- Hi, since Scwann cell transplant can repair the mylelination in Perpheral Nervous System, what kind of stemcell would be for repairing myelination in Central Nervous System (CNS) such VLPO neurons or Spinal Cord neuron apoptosis? And with which method?(1 vote)
- These ideas are still being researched and are not in clinical use.
- Between1:42and1:45you mentioned how a schwann cell differs from an oligodendrocyte. Why is it that a schwann cell can only produces the myelin sheath for one segment of one axon?(1 vote)

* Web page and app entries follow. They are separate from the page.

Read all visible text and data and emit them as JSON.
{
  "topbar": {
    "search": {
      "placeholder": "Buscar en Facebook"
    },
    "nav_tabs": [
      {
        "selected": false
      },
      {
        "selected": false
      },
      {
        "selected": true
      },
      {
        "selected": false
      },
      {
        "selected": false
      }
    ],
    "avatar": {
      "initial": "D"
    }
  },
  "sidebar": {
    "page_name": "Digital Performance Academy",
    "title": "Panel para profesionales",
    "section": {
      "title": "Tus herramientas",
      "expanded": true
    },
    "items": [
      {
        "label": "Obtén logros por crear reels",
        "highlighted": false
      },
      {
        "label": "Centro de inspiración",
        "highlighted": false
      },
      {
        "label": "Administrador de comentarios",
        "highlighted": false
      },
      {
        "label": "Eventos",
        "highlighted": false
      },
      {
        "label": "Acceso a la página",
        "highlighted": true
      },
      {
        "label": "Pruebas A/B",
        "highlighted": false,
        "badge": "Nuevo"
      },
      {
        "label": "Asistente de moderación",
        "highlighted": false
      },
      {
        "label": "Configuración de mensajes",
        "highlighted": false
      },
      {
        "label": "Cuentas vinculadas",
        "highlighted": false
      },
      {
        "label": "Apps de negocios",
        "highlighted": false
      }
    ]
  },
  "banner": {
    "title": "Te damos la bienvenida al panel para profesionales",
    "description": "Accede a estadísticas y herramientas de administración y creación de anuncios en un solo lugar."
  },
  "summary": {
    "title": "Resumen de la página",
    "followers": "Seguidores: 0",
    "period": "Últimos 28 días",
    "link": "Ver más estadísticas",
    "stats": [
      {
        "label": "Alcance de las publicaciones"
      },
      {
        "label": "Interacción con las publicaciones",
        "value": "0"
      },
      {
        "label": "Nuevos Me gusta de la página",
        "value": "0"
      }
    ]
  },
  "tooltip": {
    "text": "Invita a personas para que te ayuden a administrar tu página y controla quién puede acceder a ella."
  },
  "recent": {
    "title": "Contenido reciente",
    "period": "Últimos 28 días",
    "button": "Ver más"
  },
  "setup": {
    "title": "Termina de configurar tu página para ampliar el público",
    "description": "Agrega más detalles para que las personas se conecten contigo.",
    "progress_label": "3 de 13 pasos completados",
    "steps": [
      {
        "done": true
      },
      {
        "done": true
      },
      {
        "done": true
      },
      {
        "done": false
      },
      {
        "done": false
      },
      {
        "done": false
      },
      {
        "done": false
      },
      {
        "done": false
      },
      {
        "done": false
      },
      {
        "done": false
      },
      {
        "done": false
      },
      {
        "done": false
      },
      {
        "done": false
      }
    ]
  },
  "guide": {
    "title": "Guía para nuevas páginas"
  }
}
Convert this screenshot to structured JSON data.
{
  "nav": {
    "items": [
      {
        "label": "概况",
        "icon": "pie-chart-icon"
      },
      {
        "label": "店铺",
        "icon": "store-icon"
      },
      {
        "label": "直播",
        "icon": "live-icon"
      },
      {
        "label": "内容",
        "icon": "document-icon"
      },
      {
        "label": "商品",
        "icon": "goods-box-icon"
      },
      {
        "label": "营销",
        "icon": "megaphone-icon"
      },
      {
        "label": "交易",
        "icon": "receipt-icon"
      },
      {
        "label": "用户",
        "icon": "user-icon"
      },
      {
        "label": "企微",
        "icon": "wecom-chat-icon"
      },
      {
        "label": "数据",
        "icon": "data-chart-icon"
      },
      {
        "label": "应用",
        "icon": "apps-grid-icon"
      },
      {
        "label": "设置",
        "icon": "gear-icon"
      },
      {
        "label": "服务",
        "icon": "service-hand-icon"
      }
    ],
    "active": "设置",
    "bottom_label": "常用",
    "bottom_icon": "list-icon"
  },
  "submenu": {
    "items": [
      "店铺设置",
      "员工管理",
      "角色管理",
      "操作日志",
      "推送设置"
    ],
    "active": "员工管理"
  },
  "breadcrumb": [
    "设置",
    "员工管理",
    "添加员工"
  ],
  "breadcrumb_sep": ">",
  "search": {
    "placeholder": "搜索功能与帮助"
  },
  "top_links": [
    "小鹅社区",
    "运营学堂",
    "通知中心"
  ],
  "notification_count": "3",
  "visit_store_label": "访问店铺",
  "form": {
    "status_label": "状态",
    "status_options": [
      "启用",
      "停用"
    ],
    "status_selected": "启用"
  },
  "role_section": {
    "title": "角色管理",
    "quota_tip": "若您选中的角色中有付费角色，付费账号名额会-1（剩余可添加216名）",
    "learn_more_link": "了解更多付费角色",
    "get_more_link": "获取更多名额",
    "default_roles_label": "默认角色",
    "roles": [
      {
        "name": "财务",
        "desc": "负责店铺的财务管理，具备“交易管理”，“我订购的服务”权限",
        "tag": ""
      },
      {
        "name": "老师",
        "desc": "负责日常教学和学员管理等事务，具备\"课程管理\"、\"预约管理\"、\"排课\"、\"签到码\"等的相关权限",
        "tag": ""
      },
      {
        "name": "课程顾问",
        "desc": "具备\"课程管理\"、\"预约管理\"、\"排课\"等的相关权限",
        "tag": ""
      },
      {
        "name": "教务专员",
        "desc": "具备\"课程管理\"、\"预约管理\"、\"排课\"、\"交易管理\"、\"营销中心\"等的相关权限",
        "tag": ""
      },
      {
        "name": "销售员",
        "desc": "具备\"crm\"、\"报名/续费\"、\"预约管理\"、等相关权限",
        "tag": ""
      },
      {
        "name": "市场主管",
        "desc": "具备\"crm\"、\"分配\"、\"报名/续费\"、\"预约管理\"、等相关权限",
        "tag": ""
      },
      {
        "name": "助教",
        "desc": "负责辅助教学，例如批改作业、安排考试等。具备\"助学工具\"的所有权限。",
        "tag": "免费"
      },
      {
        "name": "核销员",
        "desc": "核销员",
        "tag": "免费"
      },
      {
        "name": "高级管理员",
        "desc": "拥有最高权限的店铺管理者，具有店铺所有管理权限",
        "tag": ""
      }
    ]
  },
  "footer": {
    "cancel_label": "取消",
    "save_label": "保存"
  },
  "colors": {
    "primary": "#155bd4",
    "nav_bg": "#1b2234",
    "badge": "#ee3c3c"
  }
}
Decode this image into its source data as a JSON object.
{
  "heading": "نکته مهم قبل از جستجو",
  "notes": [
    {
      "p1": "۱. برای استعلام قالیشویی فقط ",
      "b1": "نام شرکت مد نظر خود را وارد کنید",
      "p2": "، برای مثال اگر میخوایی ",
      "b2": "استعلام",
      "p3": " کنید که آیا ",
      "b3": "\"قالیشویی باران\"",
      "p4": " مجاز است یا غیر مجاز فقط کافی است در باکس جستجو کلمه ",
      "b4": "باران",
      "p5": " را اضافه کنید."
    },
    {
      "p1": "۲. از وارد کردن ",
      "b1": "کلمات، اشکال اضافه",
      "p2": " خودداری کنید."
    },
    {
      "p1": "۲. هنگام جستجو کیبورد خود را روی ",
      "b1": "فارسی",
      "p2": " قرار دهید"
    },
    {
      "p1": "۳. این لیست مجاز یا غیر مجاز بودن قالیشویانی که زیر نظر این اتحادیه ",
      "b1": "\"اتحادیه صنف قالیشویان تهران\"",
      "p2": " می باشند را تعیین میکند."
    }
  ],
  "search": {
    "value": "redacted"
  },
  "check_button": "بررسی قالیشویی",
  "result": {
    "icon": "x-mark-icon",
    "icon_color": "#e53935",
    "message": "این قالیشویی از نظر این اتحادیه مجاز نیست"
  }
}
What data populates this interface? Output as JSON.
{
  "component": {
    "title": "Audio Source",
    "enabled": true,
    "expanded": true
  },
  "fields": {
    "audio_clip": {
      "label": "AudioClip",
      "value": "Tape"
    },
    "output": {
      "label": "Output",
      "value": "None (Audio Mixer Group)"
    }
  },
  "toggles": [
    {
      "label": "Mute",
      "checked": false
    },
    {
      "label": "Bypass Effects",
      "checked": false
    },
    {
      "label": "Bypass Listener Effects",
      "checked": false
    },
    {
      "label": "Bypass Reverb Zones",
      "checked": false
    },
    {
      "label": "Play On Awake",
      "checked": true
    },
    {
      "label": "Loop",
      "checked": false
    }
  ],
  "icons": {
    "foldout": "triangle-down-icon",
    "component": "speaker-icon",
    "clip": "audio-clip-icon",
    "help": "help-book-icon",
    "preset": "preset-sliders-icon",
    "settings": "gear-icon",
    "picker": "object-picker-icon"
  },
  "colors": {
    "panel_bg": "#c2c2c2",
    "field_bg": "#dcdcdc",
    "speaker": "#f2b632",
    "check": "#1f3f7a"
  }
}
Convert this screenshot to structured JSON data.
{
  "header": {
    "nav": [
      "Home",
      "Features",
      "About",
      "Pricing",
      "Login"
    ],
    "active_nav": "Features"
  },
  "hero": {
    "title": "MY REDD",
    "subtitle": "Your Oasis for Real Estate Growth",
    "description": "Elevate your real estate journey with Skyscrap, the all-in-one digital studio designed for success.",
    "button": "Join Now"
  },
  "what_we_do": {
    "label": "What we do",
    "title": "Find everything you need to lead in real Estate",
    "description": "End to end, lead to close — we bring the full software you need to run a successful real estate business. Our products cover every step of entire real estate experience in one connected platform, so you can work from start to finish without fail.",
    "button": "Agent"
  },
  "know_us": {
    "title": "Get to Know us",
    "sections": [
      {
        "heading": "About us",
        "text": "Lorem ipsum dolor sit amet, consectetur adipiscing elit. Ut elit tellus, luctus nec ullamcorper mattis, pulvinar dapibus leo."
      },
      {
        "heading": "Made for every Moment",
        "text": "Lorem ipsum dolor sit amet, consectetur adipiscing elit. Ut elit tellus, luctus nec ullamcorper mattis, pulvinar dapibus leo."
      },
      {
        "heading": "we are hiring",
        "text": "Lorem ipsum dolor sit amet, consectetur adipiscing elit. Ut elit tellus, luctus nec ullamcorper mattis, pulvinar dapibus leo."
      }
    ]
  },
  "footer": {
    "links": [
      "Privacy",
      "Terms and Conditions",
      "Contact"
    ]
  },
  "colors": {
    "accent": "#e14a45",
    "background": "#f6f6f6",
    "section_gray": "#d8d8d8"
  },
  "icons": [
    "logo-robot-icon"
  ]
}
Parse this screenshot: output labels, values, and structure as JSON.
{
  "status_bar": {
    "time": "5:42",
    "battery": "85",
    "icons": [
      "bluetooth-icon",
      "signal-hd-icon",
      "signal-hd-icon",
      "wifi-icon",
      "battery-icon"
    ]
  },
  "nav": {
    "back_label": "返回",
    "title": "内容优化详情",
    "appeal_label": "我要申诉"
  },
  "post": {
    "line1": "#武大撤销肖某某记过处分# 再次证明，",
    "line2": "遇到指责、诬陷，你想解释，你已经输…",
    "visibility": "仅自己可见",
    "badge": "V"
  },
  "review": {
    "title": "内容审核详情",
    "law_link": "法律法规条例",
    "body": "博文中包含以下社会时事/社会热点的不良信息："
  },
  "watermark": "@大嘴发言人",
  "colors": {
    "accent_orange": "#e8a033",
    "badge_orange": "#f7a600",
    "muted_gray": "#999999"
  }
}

In this video, I want to talk about Schwann cells. Schwann cells are glia of the peripheral nervous system derived from neural crest cells and named after a person who described them. Schwann cells come in a couple of shapes. Some are fairly shapeless cells that have little troughs on their surface. And the axons of neurons that have small diameter axons often just sit inside these troughs. So these are neurons with a soma. And I'm leaving off the dendrites. And these have small axons, small diameter axons. And they'll just kind of sit in these little troughs on the surface of these Schwann cells. And these are called nonmyelinating Schwann cells. They do provide some support to these peripheral neuron axons that are small diameter. But they don't myelinate them. So they're nonmyelinating Schwann cells. Now, peripheral neurons that have a larger axon-- and let me just draw this one with a little larger axon-- usually have a myelin sheath. And just like in the central nervous system, there will be a sheath going all the way down the axon, that's regularly interrupted by these little gaps called the nodes of Ranvier. And these little segments of myelin in the myelin sheath of peripheral neurons have the same structure and function as the myelin sheath in central neurons. However, the Schwann cells create the myelin sheath in the peripheral nervous system, as opposed to the oligodendrocytes of the central nervous system. Now while the structure and the function of the little myelin segments is the same, a big difference between the Schwann cells in the peripheral nervous system and the oligodendrocytes in the central nervous system is that a Schwann cell only produces the myelin sheath for one segment of only one axon. It's not myelinating multiple neurons, like oligodendrocytes do. Now, let's take a little closer look at one of these areas of myelin sheath. And let's cut through this segment of myelin, just like this. And we'll look at it this way, like we're looking down from the end of the axon. And this is going to look just like the myelin sheath for a central axon. Here's the axon. And we're looking at it end-on. And the cell membrane of the Schwann cell, which is this material we call myelin, that's very rich in lipid, is just going to be wrapped again and again and again, very thinly and very tightly, like a role of tape, around the axon. Now for a Schwann cell, this is almost the entirety of its cell membrane. And then it's just going to have this little lump on the outside that's going to be sort of like a soma because it's going to have a nucleus and it's going to have most of the cytoplasm of a Schwann cell. But most of its membrane is actually wrapped around the axon as the myelin sheath. In addition to these functions, Schwann cells also appear to influence neurons, and vice versa, through exchange of a variety of substances.